Neville Lyon Humphreys

Neville Lyon Humphreys

Regiment:Royal Navy, HMS Worcester
Country:United Kingdom
Service Number:unknown
Cemetary/Memorial: Dover (St James’) Cemetary (Sec. U.C., Grave 10)
Awards:1939-1945 Star
1939-1945 War Medal
Mentioned in Dispatches

Born on 21st November 1914, Sub-Lieutenant Humphreys died 2nd June 1940, aged 25 of injuries sustained during the evacuation of the British Expeditionary Force from Dunkirk. He was Mentioned in Despatches for his bravery during the operation.

Son of William Edward Humphreys (1880-1955), a brewery manager and Florence Humphreys (nee Lyon, b 1888) of Liverpool.

Brother to William Edward (born 1912, married 1937) and Audrey (1917-2001).

Neville was a pupil at St Ronan’s from 1919 to 1922 before heading to Pembroke. In January 1924 he went to Birkenhead School, leaving at Easter 1925.

He was commissioned in the Royal Navy as a Sub-Lieutenant in June 1938. In April 1940, Humphreys was posted to the Destroyer HMS Worcester.

In his book, “Dunkirk Revisited”, John Richards details HMS Worcester’s part in the evacuation of the British Expeditionary Force from Dunkirk:

“A short while before sunset, HMS Worcester crawled unsteadily towards Dover harbour. Earlier, when she had navigated the Dunkirk Road and turned into the open sea. Succeeding attacks took place in the channel leading northward. In these attacks, the majority of bombs burst on impact with the water and caused great damage to personnel. Some of these dropped as near as 10 yards. In all it was estimated that over 100 bombs were dropped near the ship.

The attack resulted in forty-six dead and 180 injured. Six of the dead and forty of the injured were crew. Although the Captain had instructed them when bombs were released to lie down until they had exploded, Sub-Lieutenant Humphreys, remained standing to fire his Bren gun. He was shot in the chest.

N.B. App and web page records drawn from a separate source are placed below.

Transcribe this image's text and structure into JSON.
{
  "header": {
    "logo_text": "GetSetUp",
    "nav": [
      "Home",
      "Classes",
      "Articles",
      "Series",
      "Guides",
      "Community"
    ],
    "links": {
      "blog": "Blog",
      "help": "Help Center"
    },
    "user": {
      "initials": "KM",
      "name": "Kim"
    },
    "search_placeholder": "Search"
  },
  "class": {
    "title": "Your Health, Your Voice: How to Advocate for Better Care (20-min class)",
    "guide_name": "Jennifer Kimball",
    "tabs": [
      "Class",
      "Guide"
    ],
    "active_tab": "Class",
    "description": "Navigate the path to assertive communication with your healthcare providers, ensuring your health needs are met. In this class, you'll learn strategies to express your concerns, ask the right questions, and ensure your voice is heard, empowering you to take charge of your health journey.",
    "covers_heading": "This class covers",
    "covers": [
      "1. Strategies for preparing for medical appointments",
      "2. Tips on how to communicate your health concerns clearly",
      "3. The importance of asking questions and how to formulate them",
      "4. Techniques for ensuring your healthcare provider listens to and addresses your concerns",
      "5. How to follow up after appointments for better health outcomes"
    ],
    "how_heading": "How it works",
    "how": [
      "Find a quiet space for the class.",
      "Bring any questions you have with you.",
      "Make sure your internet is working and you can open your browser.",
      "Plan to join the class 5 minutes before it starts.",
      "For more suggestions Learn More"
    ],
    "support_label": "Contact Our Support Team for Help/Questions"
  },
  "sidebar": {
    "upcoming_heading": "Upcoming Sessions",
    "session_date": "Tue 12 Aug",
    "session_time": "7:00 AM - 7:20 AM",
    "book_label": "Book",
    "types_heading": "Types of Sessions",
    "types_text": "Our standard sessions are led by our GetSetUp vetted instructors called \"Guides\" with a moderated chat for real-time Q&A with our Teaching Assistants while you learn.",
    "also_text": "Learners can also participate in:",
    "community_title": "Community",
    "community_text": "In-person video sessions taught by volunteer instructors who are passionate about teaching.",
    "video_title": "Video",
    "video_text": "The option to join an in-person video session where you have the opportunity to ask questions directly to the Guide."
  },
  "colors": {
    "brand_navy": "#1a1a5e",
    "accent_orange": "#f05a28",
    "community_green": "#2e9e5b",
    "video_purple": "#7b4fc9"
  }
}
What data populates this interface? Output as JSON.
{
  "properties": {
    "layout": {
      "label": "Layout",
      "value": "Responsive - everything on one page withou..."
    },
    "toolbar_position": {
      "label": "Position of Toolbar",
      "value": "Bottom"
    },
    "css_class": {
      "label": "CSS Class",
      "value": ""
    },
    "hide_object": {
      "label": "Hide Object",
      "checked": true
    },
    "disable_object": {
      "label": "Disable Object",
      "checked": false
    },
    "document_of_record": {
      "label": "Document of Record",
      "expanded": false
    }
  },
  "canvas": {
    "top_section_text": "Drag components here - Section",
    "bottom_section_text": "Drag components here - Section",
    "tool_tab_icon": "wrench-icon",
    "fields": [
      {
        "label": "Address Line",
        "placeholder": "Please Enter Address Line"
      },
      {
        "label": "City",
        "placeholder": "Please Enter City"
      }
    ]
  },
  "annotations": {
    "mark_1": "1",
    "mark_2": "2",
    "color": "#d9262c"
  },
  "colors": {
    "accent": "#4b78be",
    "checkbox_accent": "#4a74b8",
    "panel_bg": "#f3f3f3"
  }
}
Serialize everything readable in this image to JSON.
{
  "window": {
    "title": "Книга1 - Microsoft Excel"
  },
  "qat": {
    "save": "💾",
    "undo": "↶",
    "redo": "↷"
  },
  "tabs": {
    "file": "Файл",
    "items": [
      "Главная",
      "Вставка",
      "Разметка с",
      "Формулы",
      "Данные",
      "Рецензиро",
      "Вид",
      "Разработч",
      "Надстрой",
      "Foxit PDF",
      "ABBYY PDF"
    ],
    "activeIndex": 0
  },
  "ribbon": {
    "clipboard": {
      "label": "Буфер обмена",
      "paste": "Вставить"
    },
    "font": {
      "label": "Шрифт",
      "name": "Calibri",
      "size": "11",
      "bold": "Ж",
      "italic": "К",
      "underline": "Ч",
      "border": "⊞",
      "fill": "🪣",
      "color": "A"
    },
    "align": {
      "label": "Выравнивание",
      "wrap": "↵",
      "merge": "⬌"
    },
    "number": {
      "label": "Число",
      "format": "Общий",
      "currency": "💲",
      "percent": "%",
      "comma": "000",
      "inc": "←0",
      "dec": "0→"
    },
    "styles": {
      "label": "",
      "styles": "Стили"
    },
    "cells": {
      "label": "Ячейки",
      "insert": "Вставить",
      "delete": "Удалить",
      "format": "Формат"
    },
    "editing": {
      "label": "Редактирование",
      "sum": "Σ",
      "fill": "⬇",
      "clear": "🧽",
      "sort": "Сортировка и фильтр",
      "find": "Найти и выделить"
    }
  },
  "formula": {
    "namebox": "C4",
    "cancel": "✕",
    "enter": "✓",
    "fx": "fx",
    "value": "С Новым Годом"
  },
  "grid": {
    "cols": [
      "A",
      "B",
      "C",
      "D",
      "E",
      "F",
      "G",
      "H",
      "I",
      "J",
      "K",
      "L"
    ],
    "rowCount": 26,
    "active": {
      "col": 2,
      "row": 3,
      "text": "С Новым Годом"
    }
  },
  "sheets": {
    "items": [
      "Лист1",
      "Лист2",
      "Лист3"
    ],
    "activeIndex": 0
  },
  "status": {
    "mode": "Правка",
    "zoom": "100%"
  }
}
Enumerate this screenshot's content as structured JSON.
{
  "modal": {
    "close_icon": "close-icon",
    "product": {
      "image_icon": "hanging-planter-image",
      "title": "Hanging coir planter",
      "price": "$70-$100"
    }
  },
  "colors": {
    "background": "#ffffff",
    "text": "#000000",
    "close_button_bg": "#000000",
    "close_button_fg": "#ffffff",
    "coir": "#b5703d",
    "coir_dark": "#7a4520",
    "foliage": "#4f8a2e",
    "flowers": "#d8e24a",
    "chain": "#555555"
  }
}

There were 'splinter holes' all over the ship and those in the fuel tanks let water into them and succeeded in stopping Worcester five miles short of the North Goodwin Light Ship. The electrical circuits were damaged, as was also the anti-mine 'Degaussing' gear and the gyrocompass. The manoeuvring capabilities of both the propellers and the rudder were largely lost. The Captain reported wryly that 'only three holes were found below the waterline'[!]. Virtually all of Worcester's guns maintained their fire throughout, both in defence and in attack. It was reported that her anti-aircraft guns shot down two German planes.  

The steam tug St. Olaves took Worcester in tow, but in less than an hour, the destroyer's engines were made to function again. So in due course, she limped unaided into Dover. Just as she approached the entrance, Southern Railway's Maid of Orleans came out. The Worcester was quite unable to take the necessary avoiding action. They collided. The Worcester sliced into the Maid's port side with a 'tremendous crash', and holed her. Many were thrown into the water – but there were plenty of tugs around to pick them up.

From HMS Worcester, Sub-Lieutenant Humphreys was rushed to Dover Hospital, but died of his chest wounds next day.”

HMS Worcester's record during Operation Dynamo was a good one. She made six trips to Dunkirk – two of them under very heavy attack. Altogether, she rescued 4,350 troops. Her action was deemed to be 'in the very highest traditions of her Service’.

On l6th August 1940, Sub-Lieutenant Neville Humphreys was awarded a posthumous Mention in Despatches for bravery during the Dunkirk evacuation.

Contact Us

If you have any further information about the history of Saint Ronan's, the buildings or people, or wish to contact us for any other matter, please do let us know.